Middle C is above the bass clef and below the treble clef; so together these two clefs cover much of the range of most voices and instruments. Write the clef sign at the beginning of the staff, and then write the correct note names below each note.
You may print these exercises as a PDF worksheet if you like. Solution to Exercise 1. If you have done another clef, have your teacher check your answers. From left to right: Double accidentals raise or lower the pitch of a note by two semitones,  an innovation developed as early as An F with a double sharp applied raises it a whole step so it is enharmonically equivalent to a G.
Usage varies on how to notate the situation in which a note with a double sharp or flat is followed in the same measure by a note with a single sharp or flat. Some publications simply use the single accidental for the latter note, whereas others use a combination of a natural and a sharp shown belowwith the natural being understood to apply to only the second sharp.
The double accidental with respect to a specific key signature raises or lowers the notes containing a sharp or flat by a semitone. Conversely, adding a double sharp to any other note not sharped or flatted in the key signature raises the note by two semitones with respect to the chromatic scale. For example, in the aforementioned key signature, any note that is not F, C, G, and D is raised by two semitones instead of one, so an A double sharp raises the note A natural to the enharmonic equivalent of B natural.
In modern scores, a barline cancels an accidental except for a tied note —but publishers often use a courtesy accidental also called a cautionary accidental or reminder accidental to remind the musician of the correct pitch if the same note occurs in the following measure. This practice varies, though a few situations require a courtesy accidental, such as When the first note of a measure had an accidental in the previous measure After a tie carries an accidental across a barline, and the same note appears in the next measure Other uses are inconsistent.
Courtesy accidentals are sometimes enclosed in parentheses to emphasize their role as reminders.
Publishers of free jazz music and some atonal music sometimes eschew all courtesy accidentals. From left to right, half-flat, flat-and-a-half, half-sharp, sharp-and-a-half.
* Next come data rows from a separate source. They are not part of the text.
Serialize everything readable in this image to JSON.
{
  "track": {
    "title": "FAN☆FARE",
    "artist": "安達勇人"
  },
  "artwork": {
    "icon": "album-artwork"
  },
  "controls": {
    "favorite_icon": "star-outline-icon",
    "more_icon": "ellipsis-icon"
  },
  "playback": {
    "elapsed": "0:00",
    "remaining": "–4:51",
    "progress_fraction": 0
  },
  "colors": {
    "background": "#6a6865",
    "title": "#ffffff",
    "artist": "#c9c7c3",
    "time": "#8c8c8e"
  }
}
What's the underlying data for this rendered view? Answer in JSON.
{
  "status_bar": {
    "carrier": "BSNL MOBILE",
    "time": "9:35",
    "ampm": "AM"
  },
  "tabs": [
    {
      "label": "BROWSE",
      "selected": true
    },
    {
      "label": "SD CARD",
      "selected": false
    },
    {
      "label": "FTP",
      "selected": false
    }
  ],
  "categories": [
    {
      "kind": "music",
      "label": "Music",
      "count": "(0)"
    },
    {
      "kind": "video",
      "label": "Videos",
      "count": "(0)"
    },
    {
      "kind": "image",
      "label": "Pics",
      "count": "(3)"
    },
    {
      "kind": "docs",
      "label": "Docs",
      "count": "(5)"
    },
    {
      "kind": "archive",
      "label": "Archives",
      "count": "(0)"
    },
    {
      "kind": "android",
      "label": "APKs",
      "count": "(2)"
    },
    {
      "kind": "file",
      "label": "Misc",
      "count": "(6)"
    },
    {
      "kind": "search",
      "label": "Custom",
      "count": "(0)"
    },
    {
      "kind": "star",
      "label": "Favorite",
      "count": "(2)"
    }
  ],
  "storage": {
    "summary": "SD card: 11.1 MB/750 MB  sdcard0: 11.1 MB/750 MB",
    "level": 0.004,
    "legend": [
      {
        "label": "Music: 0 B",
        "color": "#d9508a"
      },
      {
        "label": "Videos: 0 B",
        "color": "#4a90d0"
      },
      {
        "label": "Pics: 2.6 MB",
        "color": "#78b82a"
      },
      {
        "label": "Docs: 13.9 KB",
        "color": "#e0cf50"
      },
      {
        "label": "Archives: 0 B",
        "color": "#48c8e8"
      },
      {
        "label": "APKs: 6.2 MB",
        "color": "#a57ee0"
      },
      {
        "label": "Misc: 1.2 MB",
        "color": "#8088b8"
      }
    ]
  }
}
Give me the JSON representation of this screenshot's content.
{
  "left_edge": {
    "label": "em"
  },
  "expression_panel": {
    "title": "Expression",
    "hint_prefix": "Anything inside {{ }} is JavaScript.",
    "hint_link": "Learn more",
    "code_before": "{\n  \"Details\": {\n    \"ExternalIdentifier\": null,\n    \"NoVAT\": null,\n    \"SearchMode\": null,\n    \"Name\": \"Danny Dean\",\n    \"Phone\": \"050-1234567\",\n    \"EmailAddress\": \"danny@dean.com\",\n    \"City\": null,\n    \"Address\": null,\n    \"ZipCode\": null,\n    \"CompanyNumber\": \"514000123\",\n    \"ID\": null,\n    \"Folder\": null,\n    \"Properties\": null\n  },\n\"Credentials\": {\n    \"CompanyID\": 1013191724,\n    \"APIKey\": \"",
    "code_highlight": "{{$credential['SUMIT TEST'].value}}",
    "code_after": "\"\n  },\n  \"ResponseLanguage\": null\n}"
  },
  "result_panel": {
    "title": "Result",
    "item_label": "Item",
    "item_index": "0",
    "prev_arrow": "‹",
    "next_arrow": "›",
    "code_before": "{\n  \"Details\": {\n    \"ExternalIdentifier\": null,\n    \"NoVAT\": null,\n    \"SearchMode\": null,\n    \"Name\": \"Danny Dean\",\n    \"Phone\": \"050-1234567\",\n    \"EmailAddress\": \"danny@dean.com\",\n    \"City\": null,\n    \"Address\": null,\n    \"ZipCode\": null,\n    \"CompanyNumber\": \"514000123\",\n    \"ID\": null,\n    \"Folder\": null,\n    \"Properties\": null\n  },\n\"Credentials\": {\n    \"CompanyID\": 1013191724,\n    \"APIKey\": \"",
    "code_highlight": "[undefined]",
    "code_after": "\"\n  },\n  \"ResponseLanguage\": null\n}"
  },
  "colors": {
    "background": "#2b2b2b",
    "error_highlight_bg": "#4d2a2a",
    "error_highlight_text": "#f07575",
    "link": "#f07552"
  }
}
Composers of microtonal music have developed a number of notations for indicating the various pitches outside of standard notation. In the 19th and early 20th centuries, when Turkish musicians switched from their traditional notation systems—which were not staff-based—to the European staff-based system, they refined the European accidental system so they could notate Turkish scales that use intervals smaller than a tempered semitone.